Do Economic and Political Institutions Mitigate the Risk of Natural Resource Conflicts?
Despite repeated attempts to model conflict as contests over rent, few researchers have found a persuasive identification strategy to test these models. However, Lei and Michaels (2014) find that exogenous discoveries of “giant” oil fields are in fact associated with increased likelihood of violent conflict. Surprisingly, they do not find any evidence that political decision rules mitigate the effect of natural resource discoveries on the instance of conflict. This paper re-estimates Lei and Michaels’ model to test if their result is dependent on the institutional environment that prevailed at the time of the oil discovery. Results indicate that for conflicts over control of territory, strong economic and political institutions reduce the likelihood of conflict in the wake of the discovery of oil. This empirical finding is consistent with basic theoretical models of violent conflict.

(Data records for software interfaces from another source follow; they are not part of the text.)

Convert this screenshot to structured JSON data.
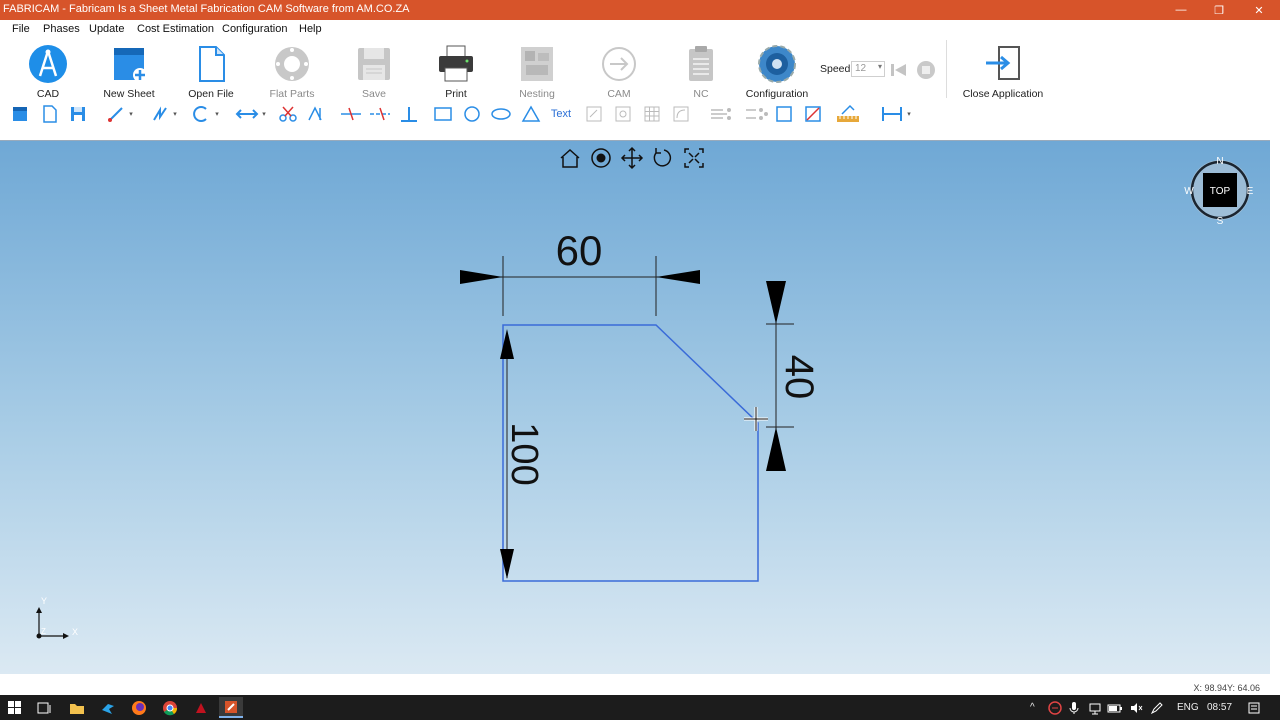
{
  "window": {
    "title": "FABRICAM - Fabricam Is a Sheet Metal Fabrication CAM Software from AM.CO.ZA",
    "titlebar_color": "#d7542a"
  },
  "menu": [
    "File",
    "Phases",
    "Update",
    "Cost Estimation",
    "Configuration",
    "Help"
  ],
  "ribbon": {
    "cad": "CAD",
    "new_sheet": "New Sheet",
    "open_file": "Open File",
    "flat_parts": "Flat Parts",
    "save": "Save",
    "print": "Print",
    "nesting": "Nesting",
    "cam": "CAM",
    "nc": "NC",
    "configuration": "Configuration",
    "speed_label": "Speed",
    "speed_value": "12",
    "close_application": "Close Application"
  },
  "toolbar": {
    "text_tool": "Text"
  },
  "viewport": {
    "dimensions": {
      "width": "60",
      "height": "100",
      "chamfer": "40"
    },
    "compass": {
      "center": "TOP",
      "n": "N",
      "s": "S",
      "e": "E",
      "w": "W"
    },
    "axes": {
      "x": "X",
      "y": "Y",
      "z": "Z"
    }
  },
  "status": {
    "coordinates": "X: 98.94Y: 64.06"
  },
  "taskbar": {
    "language": "ENG",
    "time": "08:57"
  }
}
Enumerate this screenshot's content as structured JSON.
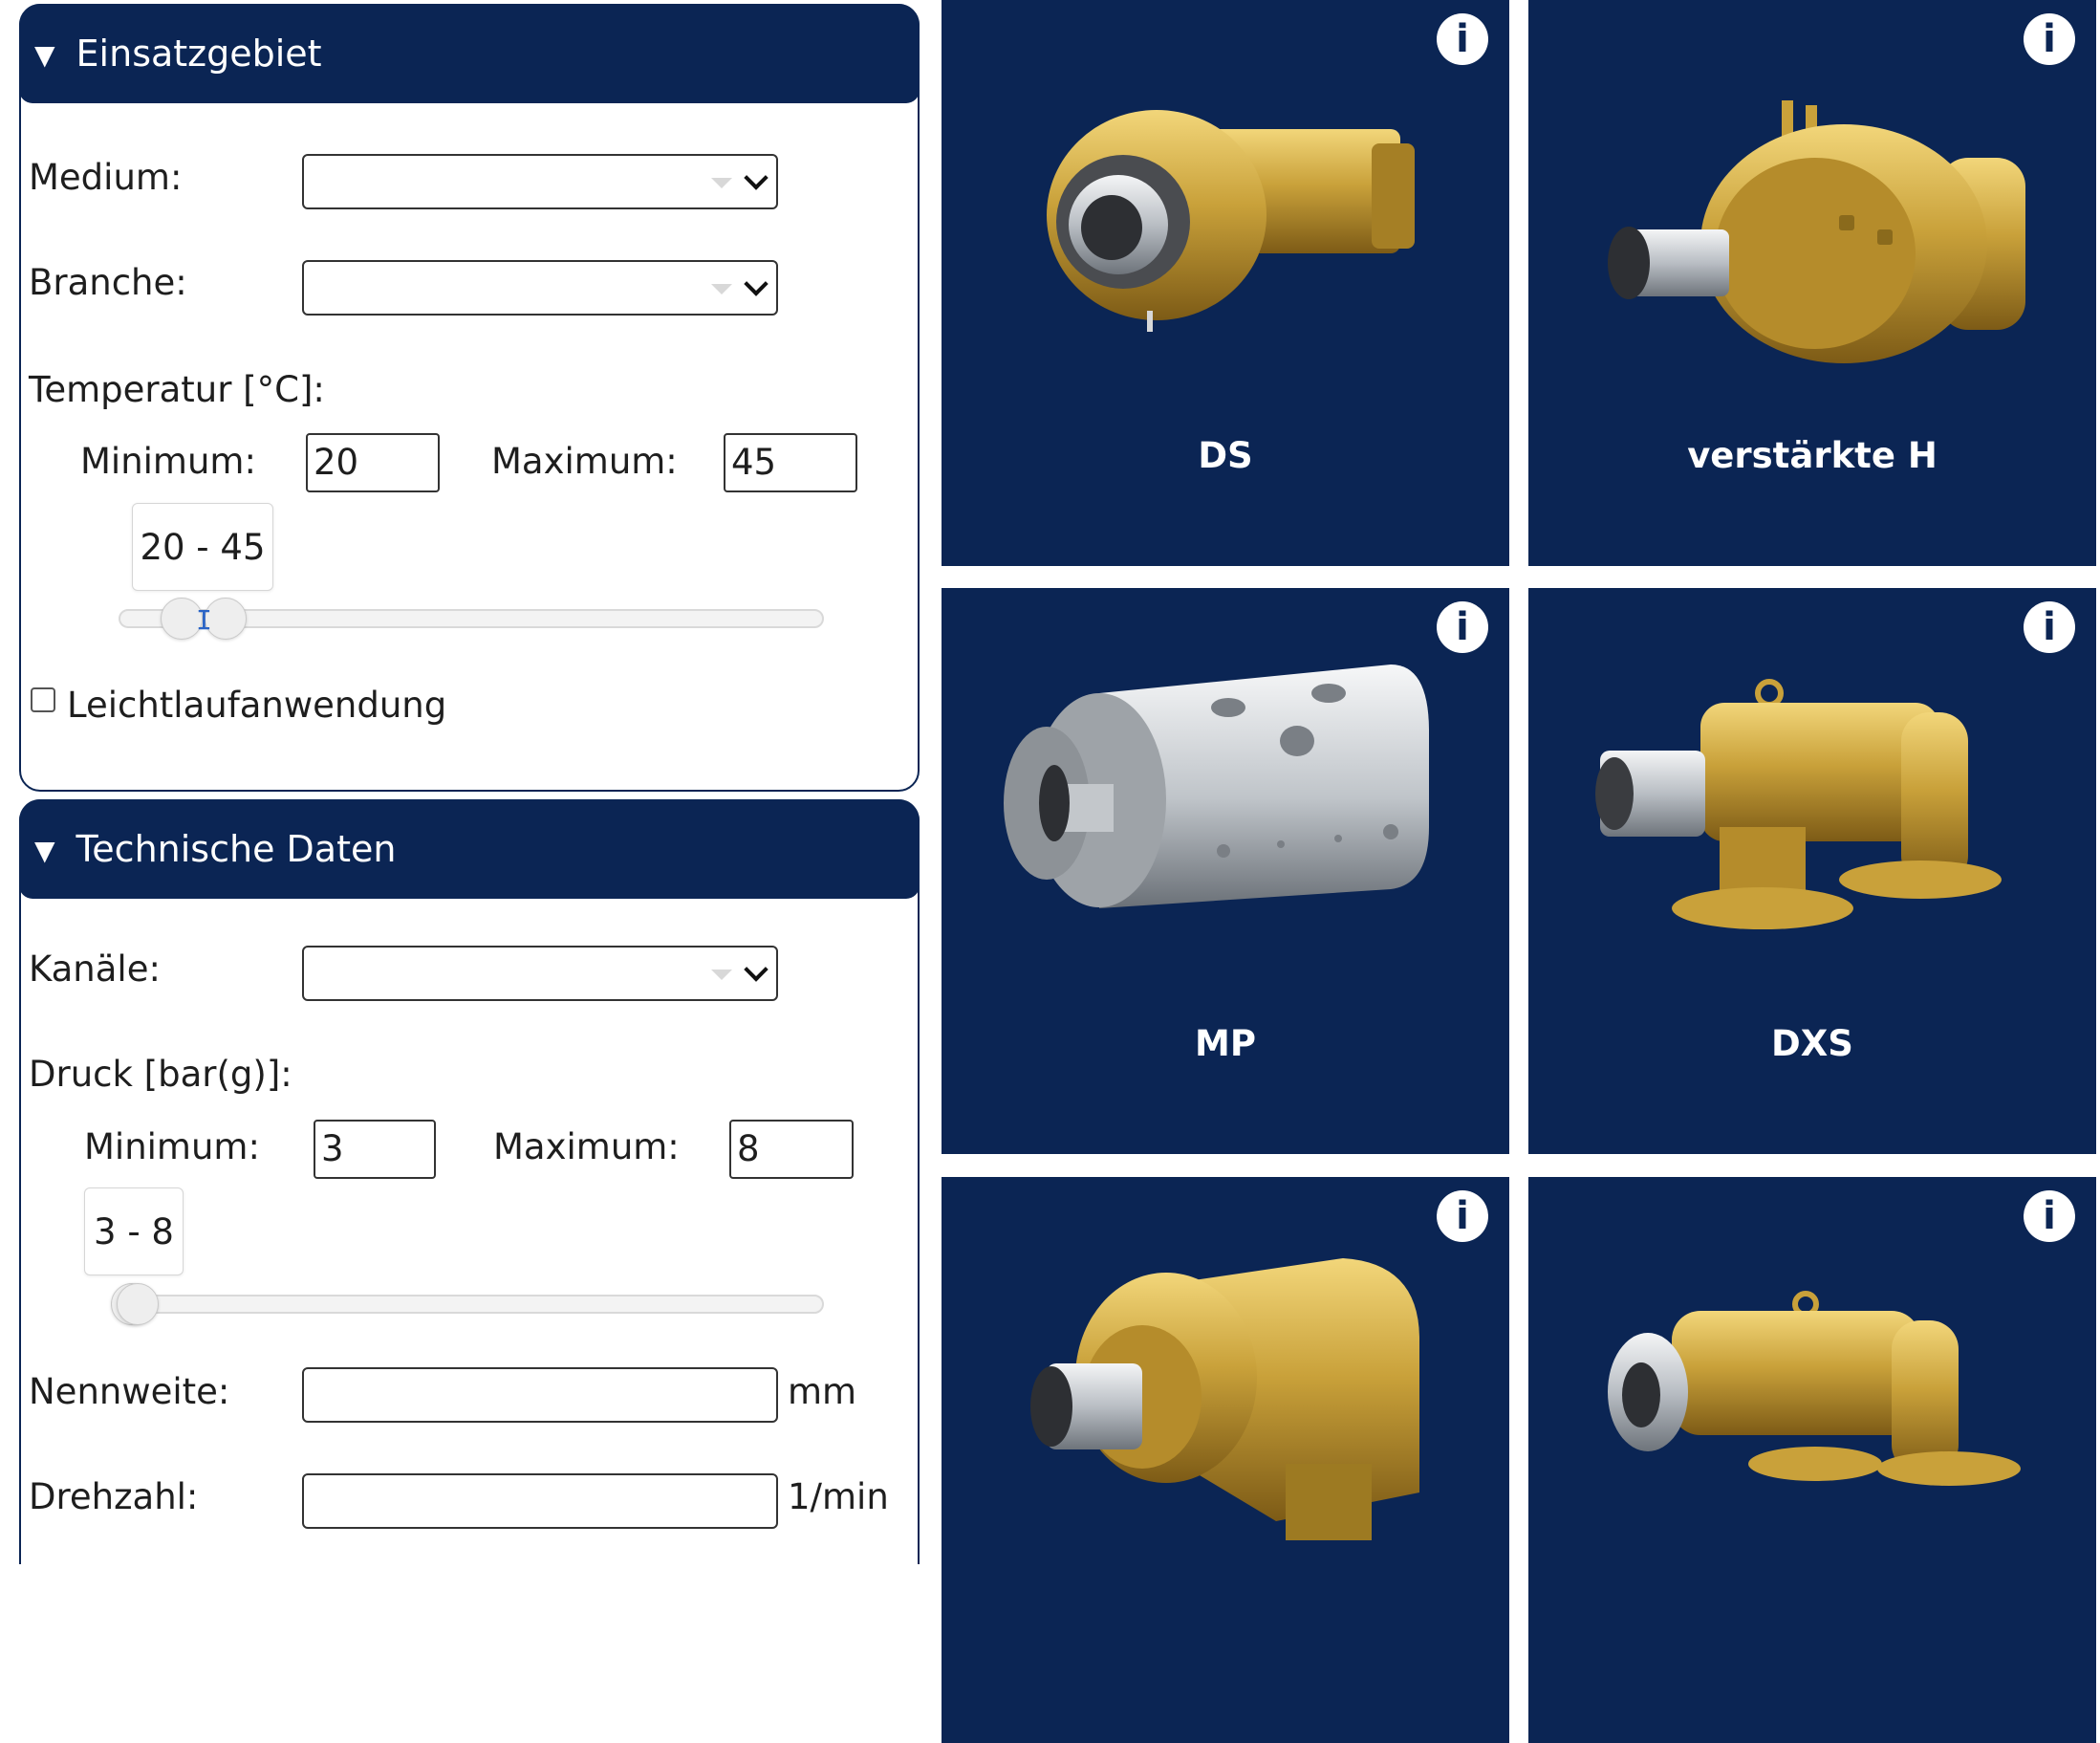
{
  "filters": {
    "einsatzgebiet": {
      "title": "Einsatzgebiet",
      "medium_label": "Medium:",
      "medium_value": "",
      "branche_label": "Branche:",
      "branche_value": "",
      "temperatur_label": "Temperatur [°C]:",
      "temp_min_label": "Minimum:",
      "temp_min_value": "20",
      "temp_max_label": "Maximum:",
      "temp_max_value": "45",
      "temp_range_text": "20 - 45",
      "leichtlauf_label": "Leichtlaufanwendung",
      "leichtlauf_checked": false
    },
    "technische_daten": {
      "title": "Technische Daten",
      "kanaele_label": "Kanäle:",
      "kanaele_value": "",
      "druck_label": "Druck [bar(g)]:",
      "druck_min_label": "Minimum:",
      "druck_min_value": "3",
      "druck_max_label": "Maximum:",
      "druck_max_value": "8",
      "druck_range_text": "3 - 8",
      "nennweite_label": "Nennweite:",
      "nennweite_value": "",
      "nennweite_unit": "mm",
      "drehzahl_label": "Drehzahl:",
      "drehzahl_value": "",
      "drehzahl_unit": "1/min"
    }
  },
  "products": [
    {
      "name": "DS",
      "info_label": "i",
      "finish": "brass"
    },
    {
      "name": "verstärkte H",
      "info_label": "i",
      "finish": "brass"
    },
    {
      "name": "MP",
      "info_label": "i",
      "finish": "steel"
    },
    {
      "name": "DXS",
      "info_label": "i",
      "finish": "brass"
    },
    {
      "name": "",
      "info_label": "i",
      "finish": "brass"
    },
    {
      "name": "",
      "info_label": "i",
      "finish": "brass"
    }
  ],
  "colors": {
    "navy": "#0b2554",
    "brass": "#c9a13a",
    "steel": "#c8ccd1"
  }
}
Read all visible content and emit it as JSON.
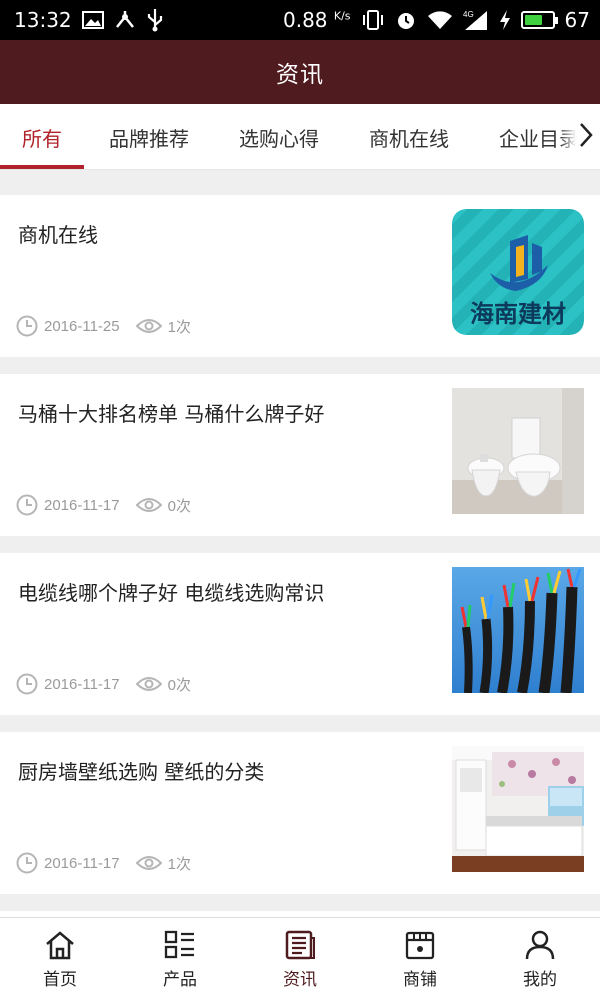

Conflict, Civil War, Oil, Natural Resources, Institutions, Conflict Resolution
SMU Cox: Other (Topic)